[artist id=”1678002″]Pitbull[/artist] and [artist id=”1162″]Wyclef Jean[/artist] may have their roots in hip-hop, but through the years, both performers have garnered worldwide appeal and conquered multiple musical genres. Recently, both artists linked up with choreographer Alberto “Beto” Perez and contributed to his Latin dance-inspired Zumba fitness program.
“You see my stage shows, you see me flying through the air, backflips, doing all kinds of stuff. Zumba for me is natural, because it’s exercising and dancing without feeling it,” ’Clef told MTV News last week at the Zumba Fitness convention in Orlando, Florida.
Zumba was conceived by the Colombia-born Perez in the 1990s using dance to promote physical health. Combining musical elements like hip-hop, samba, salsa, meringue, mambo and even a bit of belly dancing, Perez’s program has grown into one of the hottest fitness crazes in gyms across the world.
The Fugees producer partnered up with Zumba, and now his single “Historia” has been included as an official Zumba track that instructors use to teach their classes fitness through choreography. Pitbull’s “Pause,” a track from his recently released album Planet Pit, is also part of the Zumba playlist.
“The way Zumba has done it is taken all those things that maybe we’ve all learned from different countries and put it into a form where it’s global now,” Pit told MTV News. “Same thing we’ve done with music, so that’s why I think they both ride parallel and they coincide.”
During last week’s convention, both Pit and ’Clef performed for 7,000 Zumba instructors, who moved in sync with the dancers onstage to specific Zumba choreography. “I’m up there and I’m rocking and 7,000 instructors are doing the exact moves to a song that I composed. I can’t even explain to you what that feels like,” Wyclef said. “That’s incredible.”

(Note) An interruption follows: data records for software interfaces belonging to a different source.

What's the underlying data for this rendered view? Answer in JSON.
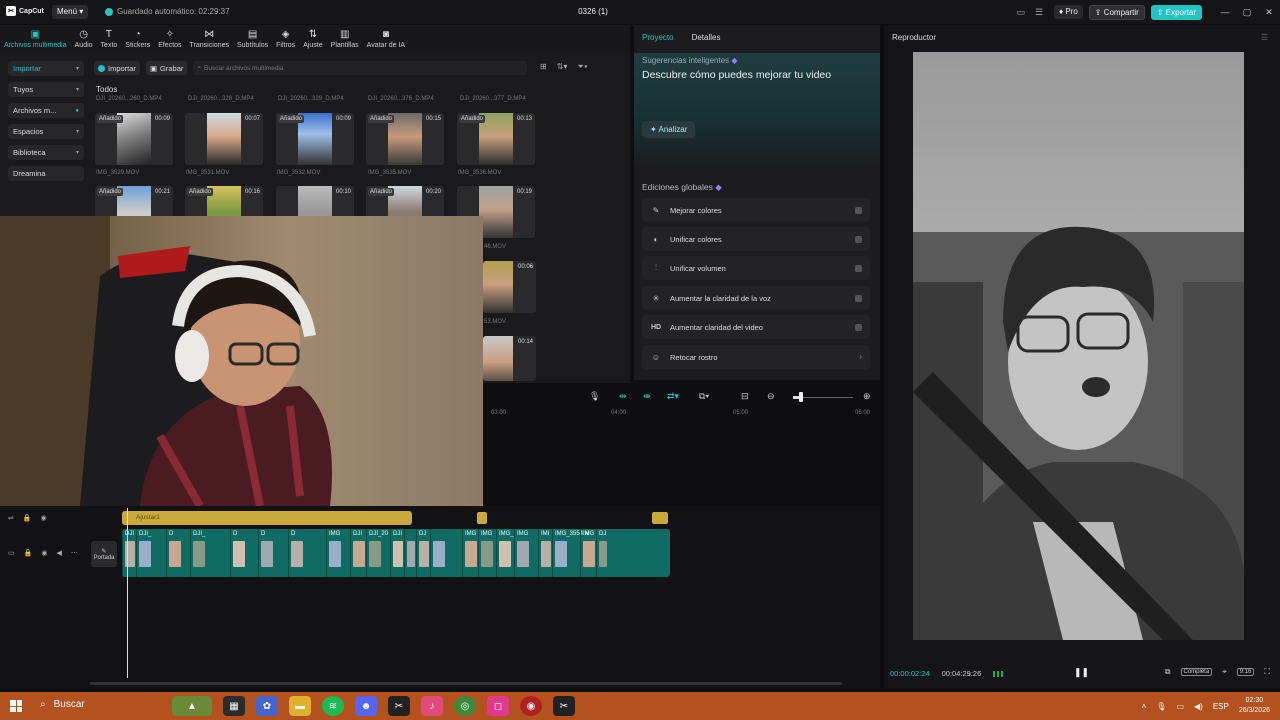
{
  "titlebar": {
    "app_name": "CapCut",
    "menu_label": "Menú",
    "autosave": "Guardado automático: 02:29:37",
    "document_title": "0326 (1)",
    "pro_label": "Pro",
    "share_label": "Compartir",
    "export_label": "Exportar"
  },
  "toolbar": {
    "items": [
      {
        "label": "Archivos multimedia",
        "icon": "media-icon"
      },
      {
        "label": "Audio",
        "icon": "audio-icon"
      },
      {
        "label": "Texto",
        "icon": "text-icon"
      },
      {
        "label": "Stickers",
        "icon": "sticker-icon"
      },
      {
        "label": "Efectos",
        "icon": "effects-icon"
      },
      {
        "label": "Transiciones",
        "icon": "transitions-icon"
      },
      {
        "label": "Subtítulos",
        "icon": "subtitles-icon"
      },
      {
        "label": "Filtros",
        "icon": "filters-icon"
      },
      {
        "label": "Ajuste",
        "icon": "adjust-icon"
      },
      {
        "label": "Plantillas",
        "icon": "templates-icon"
      },
      {
        "label": "Avatar de IA",
        "icon": "avatar-icon"
      }
    ]
  },
  "media": {
    "side": [
      "Importar",
      "Tuyos",
      "Archivos m...",
      "Espacios",
      "Biblioteca",
      "Dreamina"
    ],
    "import_label": "Importar",
    "record_label": "Grabar",
    "search_placeholder": "Buscar archivos multimedia",
    "all_label": "Todos",
    "top_names": [
      "DJI_20260...260_D.MP4",
      "DJI_20260...328_D.MP4",
      "DJI_20260...329_D.MP4",
      "DJI_20260...376_D.MP4",
      "DJI_20260...377_D.MP4"
    ],
    "row1": [
      {
        "tag": "Añadido",
        "dur": "00:09",
        "name": "IMG_3529.MOV"
      },
      {
        "tag": "",
        "dur": "00:07",
        "name": "IMG_3531.MOV"
      },
      {
        "tag": "Añadido",
        "dur": "00:09",
        "name": "IMG_3532.MOV"
      },
      {
        "tag": "Añadido",
        "dur": "00:15",
        "name": "IMG_3535.MOV"
      },
      {
        "tag": "Añadido",
        "dur": "00:13",
        "name": "IMG_3536.MOV"
      }
    ],
    "row2": [
      {
        "tag": "Añadido",
        "dur": "00:21"
      },
      {
        "tag": "Añadido",
        "dur": "00:16"
      },
      {
        "tag": "",
        "dur": "00:10"
      },
      {
        "tag": "Añadido",
        "dur": "00:20"
      },
      {
        "tag": "",
        "dur": "00:19"
      }
    ],
    "partial_labels": [
      "46.MOV",
      "53.MOV"
    ],
    "partial_durs": [
      "00:06",
      "00:14"
    ]
  },
  "project": {
    "tab_project": "Proyecto",
    "tab_details": "Detalles",
    "suggestions_label": "Sugerencias inteligentes",
    "hero_title": "Descubre cómo puedes mejorar tu video",
    "analyze_label": "Analizar",
    "global_edits_label": "Ediciones globales",
    "edits": [
      {
        "label": "Mejorar colores",
        "icon": "magic-wand-icon",
        "kind": "toggle"
      },
      {
        "label": "Unificar colores",
        "icon": "palette-icon",
        "kind": "toggle"
      },
      {
        "label": "Unificar volumen",
        "icon": "equalizer-icon",
        "kind": "toggle"
      },
      {
        "label": "Aumentar la claridad de la voz",
        "icon": "voice-clarity-icon",
        "kind": "toggle"
      },
      {
        "label": "Aumentar claridad del video",
        "icon": "hd-icon",
        "kind": "toggle"
      },
      {
        "label": "Retocar rostro",
        "icon": "face-retouch-icon",
        "kind": "arrow"
      }
    ]
  },
  "player": {
    "title": "Reproductor",
    "current_time": "00:00:02:24",
    "total_time": "00:04:29:26",
    "full_label": "Completa",
    "ratio_label": "9:16"
  },
  "timeline": {
    "ruler": [
      "03:00",
      "04:00",
      "05:00",
      "06:00"
    ],
    "audio_label": "Ajustar1",
    "cover_label": "Portada",
    "clips": [
      {
        "label": "DJI",
        "w": 14
      },
      {
        "label": "DJI_",
        "w": 30
      },
      {
        "label": "D",
        "w": 24
      },
      {
        "label": "DJI_",
        "w": 40
      },
      {
        "label": "D",
        "w": 28
      },
      {
        "label": "D",
        "w": 30
      },
      {
        "label": "D",
        "w": 38
      },
      {
        "label": "IMG",
        "w": 24
      },
      {
        "label": "DJI",
        "w": 16
      },
      {
        "label": "DJI_20",
        "w": 24
      },
      {
        "label": "DJI",
        "w": 14
      },
      {
        "label": "",
        "w": 12
      },
      {
        "label": "DJ",
        "w": 14
      },
      {
        "label": "",
        "w": 32
      },
      {
        "label": "IMG",
        "w": 16
      },
      {
        "label": "IMG",
        "w": 18
      },
      {
        "label": "IMG_",
        "w": 18
      },
      {
        "label": "IMG",
        "w": 24
      },
      {
        "label": "IMI",
        "w": 14
      },
      {
        "label": "IMG_3554.N",
        "w": 28
      },
      {
        "label": "IMG",
        "w": 16
      },
      {
        "label": "DJ",
        "w": 12
      }
    ]
  },
  "taskbar": {
    "search_label": "Buscar",
    "lang": "ESP",
    "time": "02:30",
    "date": "26/3/2026"
  }
}
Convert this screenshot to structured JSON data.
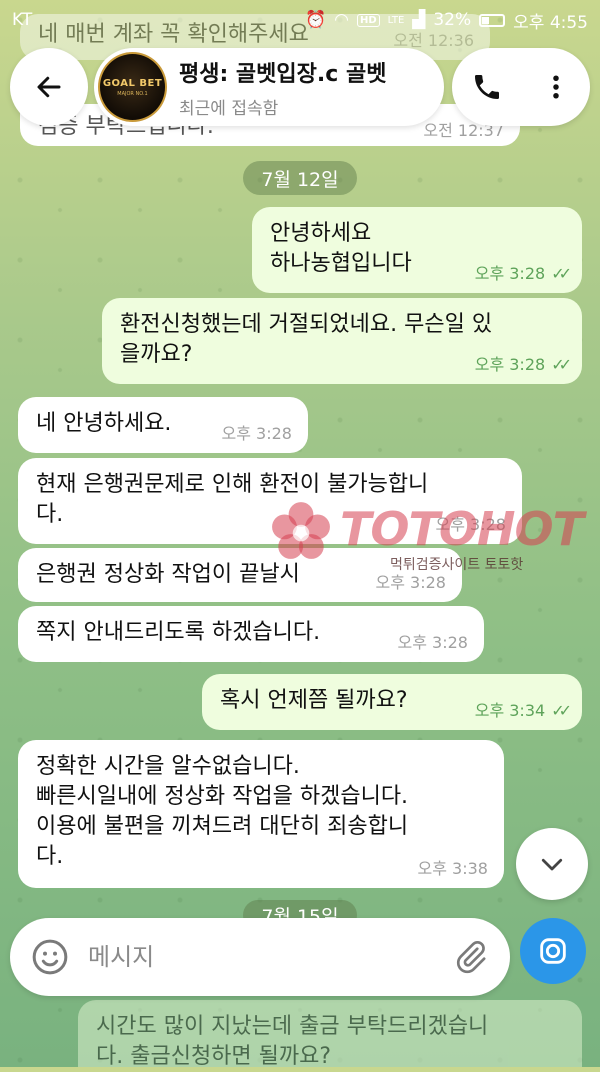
{
  "status_bar": {
    "carrier": "KT",
    "signal": "LTE",
    "battery": "32%",
    "time": "오후 4:55"
  },
  "header": {
    "chat_name": "평생: 골벳입장.c 골벳",
    "chat_status": "최근에 접속함",
    "avatar_logo": "GOAL BET",
    "avatar_sub": "MAJOR NO.1"
  },
  "partial_top": {
    "text1": "네 매번 계좌 꼭 확인해주세요",
    "time1": "오전 12:36",
    "text2": "검증 부탁드립니다.",
    "time2": "오전 12:37"
  },
  "date1": "7월 12일",
  "messages": [
    {
      "dir": "out",
      "text": "안녕하세요\n하나농협입니다",
      "time": "오후 3:28"
    },
    {
      "dir": "out",
      "text": "환전신청했는데 거절되었네요. 무슨일 있\n을까요?",
      "time": "오후 3:28"
    },
    {
      "dir": "in",
      "text": "네 안녕하세요.",
      "time": "오후 3:28"
    },
    {
      "dir": "in",
      "text": "현재 은행권문제로 인해 환전이 불가능합니\n다.",
      "time": "오후 3:28"
    },
    {
      "dir": "in",
      "text": "은행권 정상화 작업이 끝날시",
      "time": "오후 3:28"
    },
    {
      "dir": "in",
      "text": "쪽지 안내드리도록 하겠습니다.",
      "time": "오후 3:28"
    },
    {
      "dir": "out",
      "text": "혹시 언제쯤 될까요?",
      "time": "오후 3:34"
    },
    {
      "dir": "in",
      "text": "정확한 시간을 알수없습니다.\n빠른시일내에 정상화 작업을 하겠습니다.\n이용에 불편을 끼쳐드려 대단히 죄송합니\n다.",
      "time": "오후 3:38"
    }
  ],
  "date2": "7월 15일",
  "partial_bottom": {
    "text": "시간도 많이 지났는데 출금 부탁드리겠습니\n다. 출금신청하면 될까요?"
  },
  "watermark": {
    "brand": "TOTOHOT",
    "sub": "먹튀검증사이트 토토핫"
  },
  "composer": {
    "placeholder": "메시지"
  }
}
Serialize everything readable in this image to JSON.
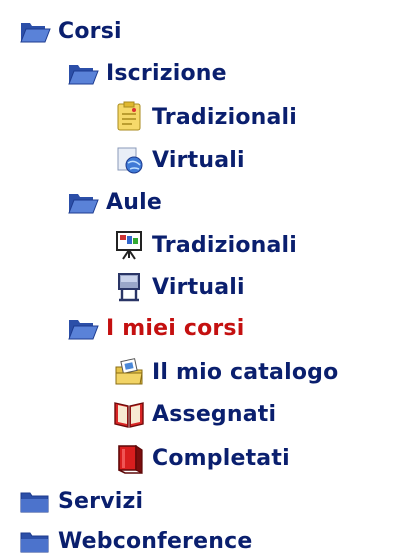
{
  "menu": {
    "corsi": {
      "label": "Corsi",
      "icon": "folder-open-icon"
    },
    "iscrizione": {
      "label": "Iscrizione",
      "icon": "folder-open-icon"
    },
    "iscrizione_tradizionali": {
      "label": "Tradizionali",
      "icon": "note-pad-icon"
    },
    "iscrizione_virtuali": {
      "label": "Virtuali",
      "icon": "globe-icon"
    },
    "aule": {
      "label": "Aule",
      "icon": "folder-open-icon"
    },
    "aule_tradizionali": {
      "label": "Tradizionali",
      "icon": "easel-board-icon"
    },
    "aule_virtuali": {
      "label": "Virtuali",
      "icon": "monitor-stand-icon"
    },
    "miei_corsi": {
      "label": "I miei corsi",
      "icon": "folder-open-icon",
      "active": true
    },
    "catalogo": {
      "label": "Il mio catalogo",
      "icon": "folder-images-icon"
    },
    "assegnati": {
      "label": "Assegnati",
      "icon": "open-book-icon"
    },
    "completati": {
      "label": "Completati",
      "icon": "closed-book-icon"
    },
    "servizi": {
      "label": "Servizi",
      "icon": "folder-closed-icon"
    },
    "webconference": {
      "label": "Webconference",
      "icon": "folder-closed-icon"
    }
  },
  "colors": {
    "link": "#0a1f6e",
    "active": "#c41010"
  }
}
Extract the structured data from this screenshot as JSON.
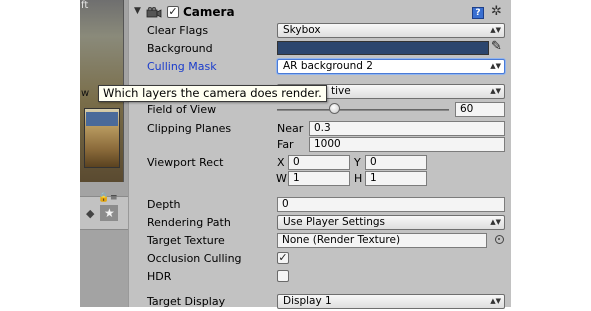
{
  "scene": {
    "overlay_text": "ft",
    "edge_text": "w"
  },
  "component": {
    "title": "Camera",
    "enabled_mark": "✓",
    "help_glyph": "?",
    "settings_glyph": "✲"
  },
  "fields": {
    "clear_flags": {
      "label": "Clear Flags",
      "value": "Skybox"
    },
    "background": {
      "label": "Background",
      "color": "#2c466e"
    },
    "culling_mask": {
      "label": "Culling Mask",
      "value": "AR background 2"
    },
    "projection": {
      "value": "tive"
    },
    "field_of_view": {
      "label": "Field of View",
      "value": "60",
      "fraction": 0.33
    },
    "clipping_planes": {
      "label": "Clipping Planes",
      "near_label": "Near",
      "near": "0.3",
      "far_label": "Far",
      "far": "1000"
    },
    "viewport_rect": {
      "label": "Viewport Rect",
      "x_label": "X",
      "x": "0",
      "y_label": "Y",
      "y": "0",
      "w_label": "W",
      "w": "1",
      "h_label": "H",
      "h": "1"
    },
    "depth": {
      "label": "Depth",
      "value": "0"
    },
    "rendering_path": {
      "label": "Rendering Path",
      "value": "Use Player Settings"
    },
    "target_texture": {
      "label": "Target Texture",
      "value": "None (Render Texture)"
    },
    "occlusion_culling": {
      "label": "Occlusion Culling",
      "checked": true,
      "mark": "✓"
    },
    "hdr": {
      "label": "HDR",
      "checked": false
    },
    "target_display": {
      "label": "Target Display",
      "value": "Display 1"
    }
  },
  "tooltip": {
    "text": "Which layers the camera does render."
  },
  "popup_arrows": "▲▼"
}
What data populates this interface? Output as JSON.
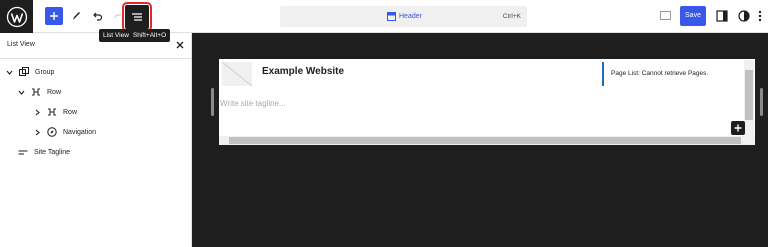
{
  "toolbar": {
    "app_logo": "wordpress-logo",
    "add_block_icon": "plus-icon",
    "tools_icon": "pencil-icon",
    "undo_icon": "undo-icon",
    "redo_icon": "redo-icon",
    "list_view_icon": "list-view-icon",
    "document_bar": {
      "icon": "template-part-icon",
      "title": "Header",
      "shortcut": "Ctrl+K"
    },
    "device_preview_icon": "desktop-icon",
    "save_label": "Save",
    "settings_icon": "sidebar-icon",
    "styles_icon": "half-circle-icon",
    "options_icon": "vertical-ellipsis-icon"
  },
  "tooltip": {
    "label": "List View",
    "shortcut": "Shift+Alt+O"
  },
  "sidebar": {
    "title": "List View",
    "close_icon": "close-icon",
    "items": [
      {
        "label": "Group",
        "icon": "group-icon",
        "expanded": true,
        "level": 1
      },
      {
        "label": "Row",
        "icon": "row-icon",
        "expanded": true,
        "level": 2
      },
      {
        "label": "Row",
        "icon": "row-icon",
        "expanded": false,
        "level": 3
      },
      {
        "label": "Navigation",
        "icon": "navigation-icon",
        "expanded": false,
        "level": 3
      },
      {
        "label": "Site Tagline",
        "icon": "tagline-icon",
        "expanded": null,
        "level": 2
      }
    ]
  },
  "canvas": {
    "site_title": "Example Website",
    "page_list_message": "Page List: Cannot retrieve Pages.",
    "tagline_placeholder": "Write site tagline...",
    "inserter_icon": "plus-icon"
  },
  "colors": {
    "accent": "#3858e9",
    "dark": "#1e1e1e",
    "highlight_outline": "#e02929"
  }
}
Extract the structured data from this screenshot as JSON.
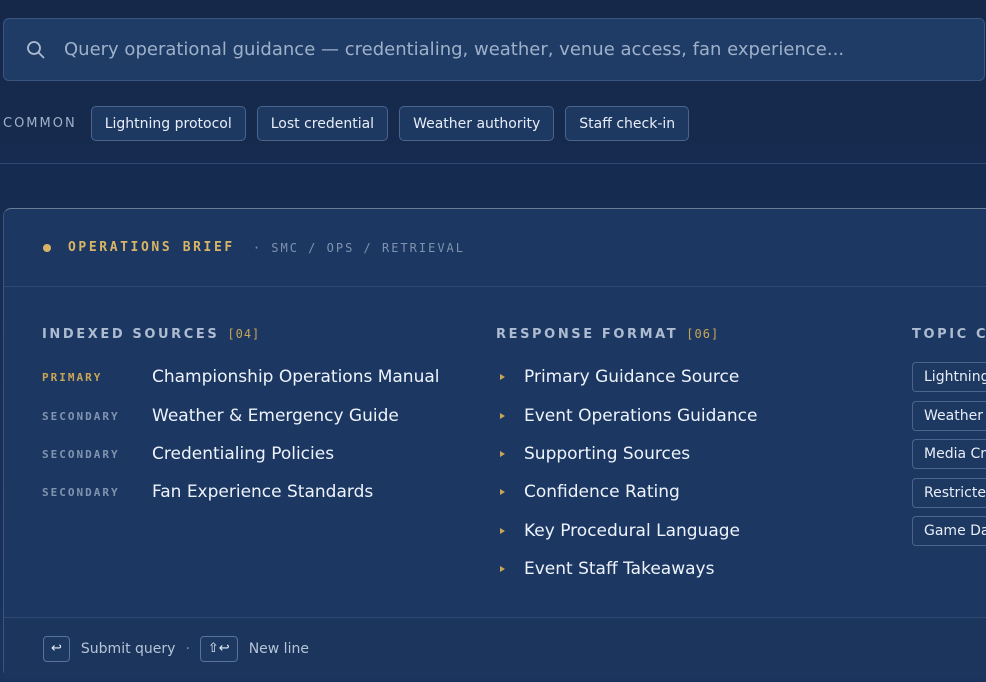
{
  "search": {
    "placeholder": "Query operational guidance — credentialing, weather, venue access, fan experience..."
  },
  "common": {
    "label": "COMMON",
    "chips": [
      "Lightning protocol",
      "Lost credential",
      "Weather authority",
      "Staff check-in"
    ]
  },
  "brief": {
    "title": "OPERATIONS BRIEF",
    "path": "· SMC / OPS / RETRIEVAL",
    "sources": {
      "heading": "INDEXED SOURCES",
      "count": "[04]",
      "items": [
        {
          "tier": "PRIMARY",
          "name": "Championship Operations Manual"
        },
        {
          "tier": "SECONDARY",
          "name": "Weather & Emergency Guide"
        },
        {
          "tier": "SECONDARY",
          "name": "Credentialing Policies"
        },
        {
          "tier": "SECONDARY",
          "name": "Fan Experience Standards"
        }
      ]
    },
    "format": {
      "heading": "RESPONSE FORMAT",
      "count": "[06]",
      "items": [
        "Primary Guidance Source",
        "Event Operations Guidance",
        "Supporting Sources",
        "Confidence Rating",
        "Key Procedural Language",
        "Event Staff Takeaways"
      ]
    },
    "topics": {
      "heading": "TOPIC CO",
      "items": [
        "Lightning",
        "Weather A",
        "Media Cre",
        "Restricted",
        "Game Day"
      ]
    },
    "footer": {
      "submit_key": "↩",
      "submit_label": "Submit query",
      "separator": "·",
      "newline_key": "⇧↩",
      "newline_label": "New line"
    }
  },
  "colors": {
    "background": "#15284a",
    "panel": "#1c3862",
    "accent_gold": "#d8b565",
    "text": "#eef3fb"
  }
}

While a rapper getting down with a fitness program may seem strange to some, Pitbull insists that the Zumba vibe is infectious. “It’s not someone looking like, ’Man, what’s Pitbull up there doing exercise?’ ” he said. “Nah, you go up there and you’re like, ’Man, I need to be a part of that.’ ”
Jean agrees, pointing out that Zumba’s many cultural elements adds to its strength. “If it’s hot in Brazil, it’s hot in Afghanistan, it’s hot in Jerusalem, it’s hot in Flatbush [Brooklyn, New York]. It all should be on that one CD and we all should be able to rock with it,” he said. “And that’s why I’m into the Zumba movement.”
Have you ever tried Zumba? Let us know in the comments!